Accountability through collective action
There can be an impulse for white people to try to get it right- to have the right analysis, language, friends, etc. What SURJ was called upon to do at our founding in 2009 was to take action- to show up when there are racist attacks, when the police attack and murder people of color in the street, their homes, our communities, in challenging structural racism, immigrant oppression and indigenous struggles. We maintain ongoing relationships, individually and organizationally with leaders and organizations led by people of color. We also know it is our work to organize other white people and we are committed to moving more white people for collective action. We can't re-build the world we want alone- we must build powerful, loving movements of millions taking action for racial justice.
Calling people in, not calling people out
Our focus is on working with white people who are already in motion. While in many activist circles there can be a culture of shame and blame, we want to bring as many white people into taking action for racial justice as possible.
Take risks, make mistakes, learn and keep going
We know that we will have to take risks. Everyday, people of color take risks in living their lives with full dignity and right now we are in a moment where young black people are taking risks everyday. We challenge ourselves and other white people to take risks as well, to stand up against a racist system, actions and structures everyday. We know that in that process, we will make mistakes. Our goal is to learn from those mistakes and keep showing up again and again for what is right and for racial justice.
Tap into mutual interest
We use the term mutual interest to help us move from the idea of helping others, or just thinking about what is good for us, to understanding that our own liberation as white people, our own humanity, is inextricably linked to racial justice. Mutual interest means we cannot overcome the challenges we face unless we work for racial justice. It means our own freedom is bound up in the freedom of people of color.
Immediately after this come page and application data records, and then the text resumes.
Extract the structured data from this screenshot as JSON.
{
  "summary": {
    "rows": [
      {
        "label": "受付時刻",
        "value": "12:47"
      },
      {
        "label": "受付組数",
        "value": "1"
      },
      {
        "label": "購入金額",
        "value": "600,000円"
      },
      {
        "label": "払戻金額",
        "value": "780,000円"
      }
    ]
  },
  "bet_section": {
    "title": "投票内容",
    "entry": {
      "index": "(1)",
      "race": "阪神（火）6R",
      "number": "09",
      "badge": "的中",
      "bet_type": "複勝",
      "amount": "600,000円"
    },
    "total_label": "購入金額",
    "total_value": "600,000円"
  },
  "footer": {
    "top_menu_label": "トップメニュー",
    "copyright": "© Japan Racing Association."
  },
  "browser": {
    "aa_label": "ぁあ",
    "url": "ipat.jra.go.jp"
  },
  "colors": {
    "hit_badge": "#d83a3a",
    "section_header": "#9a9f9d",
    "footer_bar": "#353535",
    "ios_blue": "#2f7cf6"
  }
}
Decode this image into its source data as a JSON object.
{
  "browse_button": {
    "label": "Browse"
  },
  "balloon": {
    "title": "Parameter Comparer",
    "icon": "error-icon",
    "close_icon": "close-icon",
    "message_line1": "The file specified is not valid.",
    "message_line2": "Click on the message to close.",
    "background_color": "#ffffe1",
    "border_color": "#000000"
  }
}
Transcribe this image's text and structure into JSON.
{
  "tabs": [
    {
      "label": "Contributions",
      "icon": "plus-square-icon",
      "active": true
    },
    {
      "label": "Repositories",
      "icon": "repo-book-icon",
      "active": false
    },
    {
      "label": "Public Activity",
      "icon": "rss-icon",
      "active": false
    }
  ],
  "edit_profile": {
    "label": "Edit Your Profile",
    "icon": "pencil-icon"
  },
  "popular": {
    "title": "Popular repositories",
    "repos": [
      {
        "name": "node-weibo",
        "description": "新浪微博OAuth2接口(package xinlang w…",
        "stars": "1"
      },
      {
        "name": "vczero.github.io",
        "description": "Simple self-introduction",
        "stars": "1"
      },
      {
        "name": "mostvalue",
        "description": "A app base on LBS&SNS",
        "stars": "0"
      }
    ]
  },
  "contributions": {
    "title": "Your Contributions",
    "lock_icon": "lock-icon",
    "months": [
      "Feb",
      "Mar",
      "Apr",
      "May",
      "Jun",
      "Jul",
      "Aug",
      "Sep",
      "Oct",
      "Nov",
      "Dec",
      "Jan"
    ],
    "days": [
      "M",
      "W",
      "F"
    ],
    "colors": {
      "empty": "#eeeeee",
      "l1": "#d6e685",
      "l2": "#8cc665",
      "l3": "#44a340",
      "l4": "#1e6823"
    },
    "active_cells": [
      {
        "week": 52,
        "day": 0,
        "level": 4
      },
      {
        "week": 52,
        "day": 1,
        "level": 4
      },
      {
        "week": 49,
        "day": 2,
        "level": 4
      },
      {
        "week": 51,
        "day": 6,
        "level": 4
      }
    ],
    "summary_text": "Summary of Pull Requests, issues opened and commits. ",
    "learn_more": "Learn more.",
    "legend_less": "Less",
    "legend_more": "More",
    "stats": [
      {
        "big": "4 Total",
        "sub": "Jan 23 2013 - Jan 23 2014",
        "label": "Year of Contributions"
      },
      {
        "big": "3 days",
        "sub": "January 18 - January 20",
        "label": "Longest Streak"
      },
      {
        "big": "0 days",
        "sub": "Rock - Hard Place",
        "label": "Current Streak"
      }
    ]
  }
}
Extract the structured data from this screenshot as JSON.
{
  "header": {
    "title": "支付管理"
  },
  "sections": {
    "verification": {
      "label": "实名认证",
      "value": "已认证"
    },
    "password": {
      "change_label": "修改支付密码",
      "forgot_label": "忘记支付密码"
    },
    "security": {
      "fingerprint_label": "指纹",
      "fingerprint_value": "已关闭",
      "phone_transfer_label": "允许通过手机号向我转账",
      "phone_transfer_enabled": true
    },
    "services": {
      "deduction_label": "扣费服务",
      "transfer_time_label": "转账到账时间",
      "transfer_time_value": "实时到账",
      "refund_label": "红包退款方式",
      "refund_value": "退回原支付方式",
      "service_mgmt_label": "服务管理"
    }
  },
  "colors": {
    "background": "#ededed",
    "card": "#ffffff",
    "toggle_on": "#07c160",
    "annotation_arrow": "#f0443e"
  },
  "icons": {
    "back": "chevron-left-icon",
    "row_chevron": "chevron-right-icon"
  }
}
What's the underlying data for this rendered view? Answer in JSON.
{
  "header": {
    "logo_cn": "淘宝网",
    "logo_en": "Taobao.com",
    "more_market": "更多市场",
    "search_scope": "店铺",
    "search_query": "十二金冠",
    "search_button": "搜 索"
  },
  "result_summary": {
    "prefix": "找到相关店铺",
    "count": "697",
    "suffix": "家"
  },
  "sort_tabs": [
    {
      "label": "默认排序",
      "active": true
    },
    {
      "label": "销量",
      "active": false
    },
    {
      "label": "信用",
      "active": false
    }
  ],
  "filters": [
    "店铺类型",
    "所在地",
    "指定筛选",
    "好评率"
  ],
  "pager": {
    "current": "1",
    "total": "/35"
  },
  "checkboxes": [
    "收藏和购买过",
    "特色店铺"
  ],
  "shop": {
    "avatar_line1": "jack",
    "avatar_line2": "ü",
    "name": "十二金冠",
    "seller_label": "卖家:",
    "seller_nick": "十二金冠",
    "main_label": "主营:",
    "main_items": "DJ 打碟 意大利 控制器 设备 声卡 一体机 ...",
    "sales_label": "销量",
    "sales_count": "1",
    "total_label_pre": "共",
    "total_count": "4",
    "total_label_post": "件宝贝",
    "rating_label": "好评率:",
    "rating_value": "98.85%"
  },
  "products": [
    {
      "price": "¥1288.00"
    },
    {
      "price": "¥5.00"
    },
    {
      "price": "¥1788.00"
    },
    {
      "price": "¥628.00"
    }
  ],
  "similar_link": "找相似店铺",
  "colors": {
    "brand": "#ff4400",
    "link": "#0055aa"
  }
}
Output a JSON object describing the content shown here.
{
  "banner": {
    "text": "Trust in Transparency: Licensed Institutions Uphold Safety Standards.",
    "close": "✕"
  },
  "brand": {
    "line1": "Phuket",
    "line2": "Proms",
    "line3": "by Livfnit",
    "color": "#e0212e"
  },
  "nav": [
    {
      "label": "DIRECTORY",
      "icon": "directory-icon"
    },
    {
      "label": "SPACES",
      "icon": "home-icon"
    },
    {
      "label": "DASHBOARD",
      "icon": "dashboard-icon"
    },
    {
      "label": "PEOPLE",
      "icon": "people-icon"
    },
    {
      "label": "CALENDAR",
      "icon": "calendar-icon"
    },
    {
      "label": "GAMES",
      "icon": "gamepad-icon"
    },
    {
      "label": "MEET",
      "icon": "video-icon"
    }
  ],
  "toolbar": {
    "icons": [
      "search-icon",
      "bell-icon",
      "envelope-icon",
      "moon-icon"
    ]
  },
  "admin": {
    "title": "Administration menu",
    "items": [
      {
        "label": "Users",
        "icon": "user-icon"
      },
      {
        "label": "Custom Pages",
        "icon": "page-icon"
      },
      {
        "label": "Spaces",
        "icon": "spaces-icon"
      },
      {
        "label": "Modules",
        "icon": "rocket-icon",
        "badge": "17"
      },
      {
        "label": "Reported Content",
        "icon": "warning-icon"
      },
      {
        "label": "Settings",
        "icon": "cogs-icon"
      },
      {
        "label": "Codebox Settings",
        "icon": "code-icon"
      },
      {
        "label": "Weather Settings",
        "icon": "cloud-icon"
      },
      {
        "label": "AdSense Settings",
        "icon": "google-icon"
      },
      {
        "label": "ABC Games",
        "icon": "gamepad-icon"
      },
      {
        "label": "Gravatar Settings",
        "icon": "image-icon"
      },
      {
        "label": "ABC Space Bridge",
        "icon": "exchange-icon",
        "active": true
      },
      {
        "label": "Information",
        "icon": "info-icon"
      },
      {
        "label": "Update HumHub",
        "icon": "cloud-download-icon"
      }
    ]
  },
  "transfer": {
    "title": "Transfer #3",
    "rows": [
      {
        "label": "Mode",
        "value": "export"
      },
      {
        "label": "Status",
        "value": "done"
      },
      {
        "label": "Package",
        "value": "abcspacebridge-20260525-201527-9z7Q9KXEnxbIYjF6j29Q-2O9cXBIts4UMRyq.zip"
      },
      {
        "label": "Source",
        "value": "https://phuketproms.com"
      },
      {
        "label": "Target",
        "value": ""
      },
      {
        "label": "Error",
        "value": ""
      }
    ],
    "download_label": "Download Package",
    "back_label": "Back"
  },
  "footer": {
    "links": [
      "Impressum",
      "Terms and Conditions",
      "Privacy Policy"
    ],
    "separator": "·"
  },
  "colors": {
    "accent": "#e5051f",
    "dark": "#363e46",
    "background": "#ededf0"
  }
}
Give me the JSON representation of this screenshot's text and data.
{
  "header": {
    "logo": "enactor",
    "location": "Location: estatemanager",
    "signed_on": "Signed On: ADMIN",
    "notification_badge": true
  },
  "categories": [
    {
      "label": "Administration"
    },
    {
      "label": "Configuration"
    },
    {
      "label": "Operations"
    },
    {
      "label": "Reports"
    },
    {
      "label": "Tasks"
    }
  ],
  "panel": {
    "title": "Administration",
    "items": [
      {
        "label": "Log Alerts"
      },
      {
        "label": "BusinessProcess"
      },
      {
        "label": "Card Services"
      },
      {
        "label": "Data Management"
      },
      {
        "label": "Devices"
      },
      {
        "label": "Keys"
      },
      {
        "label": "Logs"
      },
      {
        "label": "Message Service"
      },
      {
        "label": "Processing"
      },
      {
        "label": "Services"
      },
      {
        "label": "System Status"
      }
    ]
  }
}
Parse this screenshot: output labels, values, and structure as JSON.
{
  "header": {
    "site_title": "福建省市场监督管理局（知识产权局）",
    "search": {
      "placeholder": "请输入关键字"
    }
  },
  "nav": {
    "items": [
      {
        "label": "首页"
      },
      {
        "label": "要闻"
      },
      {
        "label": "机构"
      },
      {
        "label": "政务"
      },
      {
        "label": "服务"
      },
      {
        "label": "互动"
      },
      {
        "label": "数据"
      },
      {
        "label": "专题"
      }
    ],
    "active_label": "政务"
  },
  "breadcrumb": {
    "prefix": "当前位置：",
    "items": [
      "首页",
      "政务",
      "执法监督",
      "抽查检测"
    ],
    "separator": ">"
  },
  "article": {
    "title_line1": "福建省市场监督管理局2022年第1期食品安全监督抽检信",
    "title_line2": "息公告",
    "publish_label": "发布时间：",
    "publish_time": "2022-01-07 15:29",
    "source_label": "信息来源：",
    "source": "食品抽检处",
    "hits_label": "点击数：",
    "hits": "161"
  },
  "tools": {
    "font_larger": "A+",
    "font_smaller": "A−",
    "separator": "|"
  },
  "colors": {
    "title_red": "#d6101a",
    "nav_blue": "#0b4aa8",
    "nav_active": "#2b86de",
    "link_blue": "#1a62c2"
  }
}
For Anne & Carl Braden, it was mutual interest that caused them to de-segregate an all-white neighborhood in Louisville Kentucky in 1954. It was a belief in what was right and the idea of showing up again and again for justice.